--- Records for the exercise Enclosed Below ---
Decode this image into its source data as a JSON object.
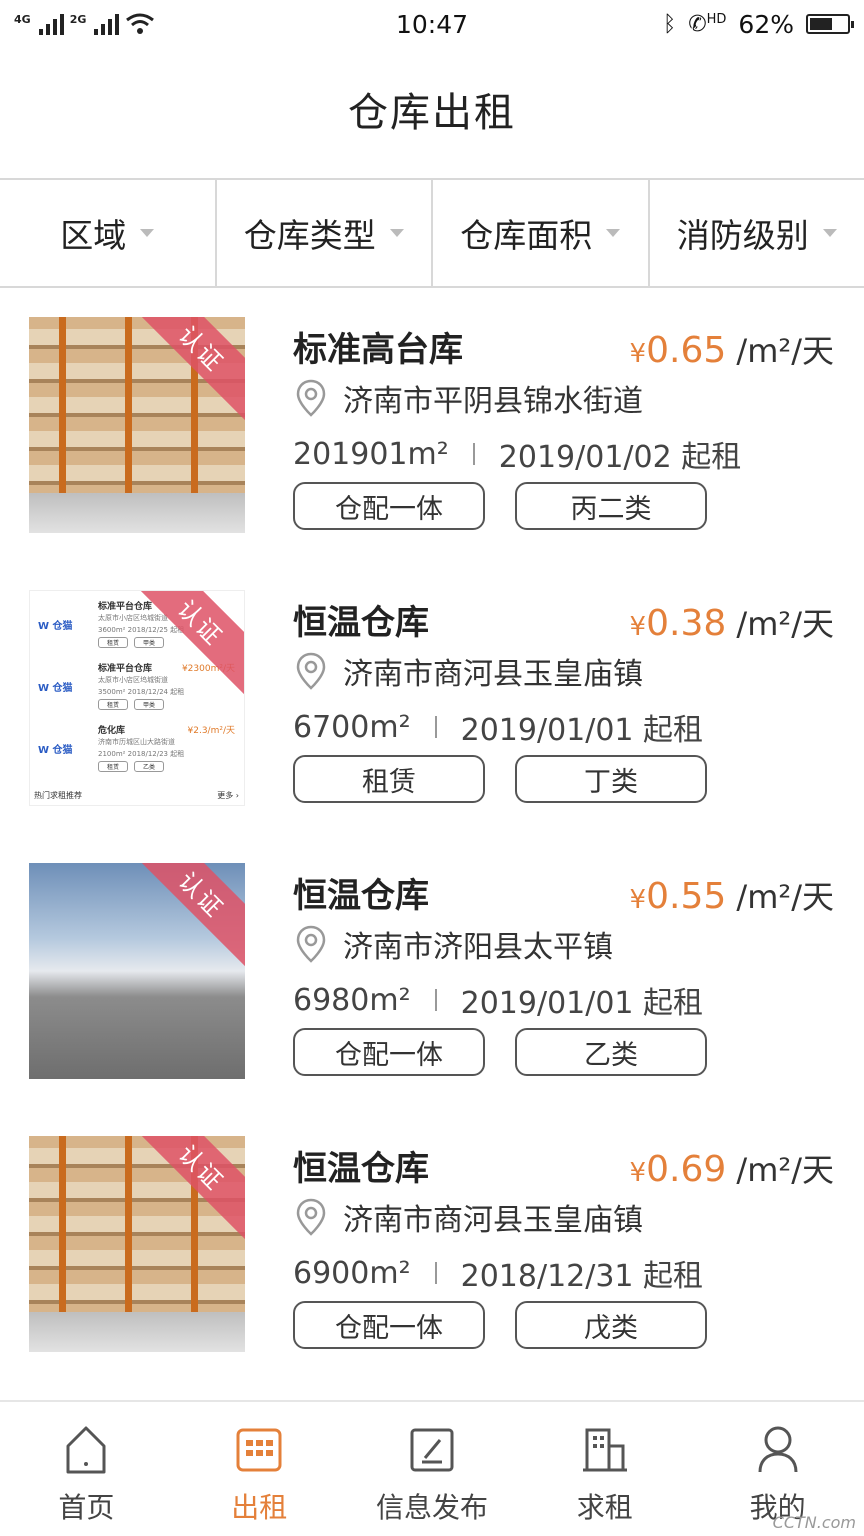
{
  "status_bar": {
    "network_left": "4G",
    "network_right": "2G",
    "time": "10:47",
    "hd_label": "HD",
    "battery_level": 62,
    "battery": "62%"
  },
  "header": {
    "title": "仓库出租"
  },
  "filters": [
    {
      "label": "区域"
    },
    {
      "label": "仓库类型"
    },
    {
      "label": "仓库面积"
    },
    {
      "label": "消防级别"
    }
  ],
  "listings": [
    {
      "title": "标准高台库",
      "currency": "¥",
      "price": "0.65",
      "unit": "/m²/天",
      "address": "济南市平阴县锦水街道",
      "area": "201901m²",
      "start": "2019/01/02 起租",
      "tags": [
        "仓配一体",
        "丙二类"
      ],
      "badge": "认证",
      "thumb": "warehouse-shelves"
    },
    {
      "title": "恒温仓库",
      "currency": "¥",
      "price": "0.38",
      "unit": "/m²/天",
      "address": "济南市商河县玉皇庙镇",
      "area": "6700m²",
      "start": "2019/01/01 起租",
      "tags": [
        "租赁",
        "丁类"
      ],
      "badge": "认证",
      "thumb": "app-screenshot",
      "thumb_content": {
        "rows": [
          {
            "title": "标准平台仓库",
            "price": "",
            "line1": "太原市小店区坞城街道",
            "line2": "3600m²  2018/12/25 起租",
            "tags": [
              "租赁",
              "甲类"
            ]
          },
          {
            "title": "标准平台仓库",
            "price": "¥2300m²/天",
            "line1": "太原市小店区坞城街道",
            "line2": "3500m²  2018/12/24 起租",
            "tags": [
              "租赁",
              "甲类"
            ]
          },
          {
            "title": "危化库",
            "price": "¥2.3/m²/天",
            "line1": "济南市历城区山大路街道",
            "line2": "2100m²  2018/12/23 起租",
            "tags": [
              "租赁",
              "乙类"
            ]
          }
        ],
        "footer_left": "热门求租推荐",
        "footer_right": "更多 ›",
        "logo": "W 仓猫"
      }
    },
    {
      "title": "恒温仓库",
      "currency": "¥",
      "price": "0.55",
      "unit": "/m²/天",
      "address": "济南市济阳县太平镇",
      "area": "6980m²",
      "start": "2019/01/01 起租",
      "tags": [
        "仓配一体",
        "乙类"
      ],
      "badge": "认证",
      "thumb": "outdoor-yard"
    },
    {
      "title": "恒温仓库",
      "currency": "¥",
      "price": "0.69",
      "unit": "/m²/天",
      "address": "济南市商河县玉皇庙镇",
      "area": "6900m²",
      "start": "2018/12/31 起租",
      "tags": [
        "仓配一体",
        "戊类"
      ],
      "badge": "认证",
      "thumb": "warehouse-shelves"
    }
  ],
  "tabs": [
    {
      "label": "首页",
      "icon": "home-icon",
      "active": false
    },
    {
      "label": "出租",
      "icon": "warehouse-icon",
      "active": true
    },
    {
      "label": "信息发布",
      "icon": "edit-icon",
      "active": false
    },
    {
      "label": "求租",
      "icon": "building-icon",
      "active": false
    },
    {
      "label": "我的",
      "icon": "user-icon",
      "active": false
    }
  ],
  "colors": {
    "accent": "#e4803a",
    "badge": "#de5266",
    "text": "#333333"
  },
  "watermark": "CCTN.com"
}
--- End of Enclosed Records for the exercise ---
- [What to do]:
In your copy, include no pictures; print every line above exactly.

- [Expected answer]:
Decode this image into its source data as a JSON object.
{
  "status_bar": {
    "network_left": "4G",
    "network_right": "2G",
    "time": "10:47",
    "hd_label": "HD",
    "battery_level": 62,
    "battery": "62%"
  },
  "header": {
    "title": "仓库出租"
  },
  "filters": [
    {
      "label": "区域"
    },
    {
      "label": "仓库类型"
    },
    {
      "label": "仓库面积"
    },
    {
      "label": "消防级别"
    }
  ],
  "listings": [
    {
      "title": "标准高台库",
      "currency": "¥",
      "price": "0.65",
      "unit": "/m²/天",
      "address": "济南市平阴县锦水街道",
      "area": "201901m²",
      "start": "2019/01/02 起租",
      "tags": [
        "仓配一体",
        "丙二类"
      ],
      "badge": "认证",
      "thumb": "warehouse-shelves"
    },
    {
      "title": "恒温仓库",
      "currency": "¥",
      "price": "0.38",
      "unit": "/m²/天",
      "address": "济南市商河县玉皇庙镇",
      "area": "6700m²",
      "start": "2019/01/01 起租",
      "tags": [
        "租赁",
        "丁类"
      ],
      "badge": "认证",
      "thumb": "app-screenshot",
      "thumb_content": {
        "rows": [
          {
            "title": "标准平台仓库",
            "price": "",
            "line1": "太原市小店区坞城街道",
            "line2": "3600m²  2018/12/25 起租",
            "tags": [
              "租赁",
              "甲类"
            ]
          },
          {
            "title": "标准平台仓库",
            "price": "¥2300m²/天",
            "line1": "太原市小店区坞城街道",
            "line2": "3500m²  2018/12/24 起租",
            "tags": [
              "租赁",
              "甲类"
            ]
          },
          {
            "title": "危化库",
            "price": "¥2.3/m²/天",
            "line1": "济南市历城区山大路街道",
            "line2": "2100m²  2018/12/23 起租",
            "tags": [
              "租赁",
              "乙类"
            ]
          }
        ],
        "footer_left": "热门求租推荐",
        "footer_right": "更多 ›",
        "logo": "W 仓猫"
      }
    },
    {
      "title": "恒温仓库",
      "currency": "¥",
      "price": "0.55",
      "unit": "/m²/天",
      "address": "济南市济阳县太平镇",
      "area": "6980m²",
      "start": "2019/01/01 起租",
      "tags": [
        "仓配一体",
        "乙类"
      ],
      "badge": "认证",
      "thumb": "outdoor-yard"
    },
    {
      "title": "恒温仓库",
      "currency": "¥",
      "price": "0.69",
      "unit": "/m²/天",
      "address": "济南市商河县玉皇庙镇",
      "area": "6900m²",
      "start": "2018/12/31 起租",
      "tags": [
        "仓配一体",
        "戊类"
      ],
      "badge": "认证",
      "thumb": "warehouse-shelves"
    }
  ],
  "tabs": [
    {
      "label": "首页",
      "icon": "home-icon",
      "active": false
    },
    {
      "label": "出租",
      "icon": "warehouse-icon",
      "active": true
    },
    {
      "label": "信息发布",
      "icon": "edit-icon",
      "active": false
    },
    {
      "label": "求租",
      "icon": "building-icon",
      "active": false
    },
    {
      "label": "我的",
      "icon": "user-icon",
      "active": false
    }
  ],
  "colors": {
    "accent": "#e4803a",
    "badge": "#de5266",
    "text": "#333333"
  },
  "watermark": "CCTN.com"
}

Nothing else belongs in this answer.